Identifying sub-national disparities and determinants of under-five mortality in Kenya 1990-2020


  • Dr Emelda Okiro

    KEMRI-Wellcome Trust Research Programme

Project summary

The number of child deaths occurring between birth and age five has been declining. However, the slowest rates of decline have been in sub-Saharan Africa, with important differences between and within countries. It is important to understand regional differences in mortality risk and the levels of intervention coverage to facilitate better planning and resource allocation. In many African countries the estimates for child mortality are obtained from national household surveys that manage to generate estimates only for populations too large to really inform effective local planning or measure local progress.

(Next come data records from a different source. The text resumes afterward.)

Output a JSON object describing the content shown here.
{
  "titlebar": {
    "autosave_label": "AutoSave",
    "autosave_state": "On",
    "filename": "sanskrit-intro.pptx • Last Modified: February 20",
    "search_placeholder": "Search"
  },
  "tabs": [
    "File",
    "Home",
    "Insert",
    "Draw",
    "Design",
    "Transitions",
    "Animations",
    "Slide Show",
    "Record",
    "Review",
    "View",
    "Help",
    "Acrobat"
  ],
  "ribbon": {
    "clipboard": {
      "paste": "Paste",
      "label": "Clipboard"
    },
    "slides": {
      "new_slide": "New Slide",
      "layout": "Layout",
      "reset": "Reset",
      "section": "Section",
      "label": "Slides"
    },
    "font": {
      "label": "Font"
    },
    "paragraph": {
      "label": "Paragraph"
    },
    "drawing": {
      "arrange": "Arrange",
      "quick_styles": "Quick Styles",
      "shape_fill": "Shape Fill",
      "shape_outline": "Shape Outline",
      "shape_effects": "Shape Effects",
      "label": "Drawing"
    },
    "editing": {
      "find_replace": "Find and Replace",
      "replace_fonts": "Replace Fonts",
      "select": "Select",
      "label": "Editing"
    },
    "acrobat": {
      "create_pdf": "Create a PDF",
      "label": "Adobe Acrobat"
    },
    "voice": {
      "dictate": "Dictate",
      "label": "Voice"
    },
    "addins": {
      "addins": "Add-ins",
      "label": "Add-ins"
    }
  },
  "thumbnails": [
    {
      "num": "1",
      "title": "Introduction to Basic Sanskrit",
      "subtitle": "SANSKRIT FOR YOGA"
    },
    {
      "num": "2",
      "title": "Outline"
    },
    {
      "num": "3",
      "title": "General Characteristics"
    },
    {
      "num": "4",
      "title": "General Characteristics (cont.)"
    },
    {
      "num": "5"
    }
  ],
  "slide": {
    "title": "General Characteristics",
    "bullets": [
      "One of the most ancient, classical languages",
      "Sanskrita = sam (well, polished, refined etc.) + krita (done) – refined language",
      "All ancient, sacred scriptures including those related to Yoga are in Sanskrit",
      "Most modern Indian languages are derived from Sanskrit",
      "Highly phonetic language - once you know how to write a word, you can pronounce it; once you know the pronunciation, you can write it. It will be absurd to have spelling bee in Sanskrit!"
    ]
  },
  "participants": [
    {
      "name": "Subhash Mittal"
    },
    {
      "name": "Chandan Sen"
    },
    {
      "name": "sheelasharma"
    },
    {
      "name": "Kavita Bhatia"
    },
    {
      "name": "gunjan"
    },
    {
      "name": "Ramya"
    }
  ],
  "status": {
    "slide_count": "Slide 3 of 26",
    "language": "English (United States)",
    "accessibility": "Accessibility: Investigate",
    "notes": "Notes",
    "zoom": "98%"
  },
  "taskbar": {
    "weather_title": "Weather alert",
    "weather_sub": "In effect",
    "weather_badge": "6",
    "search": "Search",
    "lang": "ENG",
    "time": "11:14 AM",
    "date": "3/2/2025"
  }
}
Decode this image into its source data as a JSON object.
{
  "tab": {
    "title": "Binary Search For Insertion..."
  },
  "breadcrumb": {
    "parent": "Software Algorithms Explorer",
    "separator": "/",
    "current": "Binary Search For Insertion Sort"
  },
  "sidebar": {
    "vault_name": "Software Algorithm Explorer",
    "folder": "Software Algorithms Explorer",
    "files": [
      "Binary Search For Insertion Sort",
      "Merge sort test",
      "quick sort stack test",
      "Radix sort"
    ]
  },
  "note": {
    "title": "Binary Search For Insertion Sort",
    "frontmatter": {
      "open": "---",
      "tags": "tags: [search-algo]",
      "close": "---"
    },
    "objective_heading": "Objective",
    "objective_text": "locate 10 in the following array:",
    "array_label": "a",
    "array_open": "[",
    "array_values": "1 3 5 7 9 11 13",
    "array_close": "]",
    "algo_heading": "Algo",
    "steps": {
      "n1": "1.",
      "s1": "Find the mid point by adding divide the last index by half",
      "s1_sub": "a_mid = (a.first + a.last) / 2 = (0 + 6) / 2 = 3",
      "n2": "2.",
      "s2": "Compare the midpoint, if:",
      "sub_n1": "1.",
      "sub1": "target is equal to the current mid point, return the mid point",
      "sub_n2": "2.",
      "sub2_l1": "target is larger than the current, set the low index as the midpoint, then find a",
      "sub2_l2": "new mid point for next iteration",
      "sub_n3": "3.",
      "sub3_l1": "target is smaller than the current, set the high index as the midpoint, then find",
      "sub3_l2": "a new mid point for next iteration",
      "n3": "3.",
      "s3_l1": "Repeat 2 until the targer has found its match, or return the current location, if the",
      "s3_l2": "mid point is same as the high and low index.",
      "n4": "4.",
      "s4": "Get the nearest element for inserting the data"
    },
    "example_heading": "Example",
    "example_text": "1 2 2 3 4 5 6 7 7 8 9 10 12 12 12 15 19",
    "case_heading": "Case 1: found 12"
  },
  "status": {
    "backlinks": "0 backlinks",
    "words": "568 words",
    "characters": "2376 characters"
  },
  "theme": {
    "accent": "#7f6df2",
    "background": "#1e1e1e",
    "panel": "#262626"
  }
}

Information from smaller geographical units is essential and there are scientific methods that have been developed to do this using existing data.

This project aims to produce estimates of child mortality and determine the prevalence of risk factors at the county level (the new unit of health planning used by the Ministry of Health) at different time points. Models will be developed to analyse the dynamics of interventions and risk factors, and their influences on reductions in child mortality at county-level using data from census and surveys.

The results of the study will be used to facilitate improved targeted disease control and effective resource allocation.

This grant was awarded under the scheme's previous name of Intermediate Fellowships in Public Health and Tropical Medicine.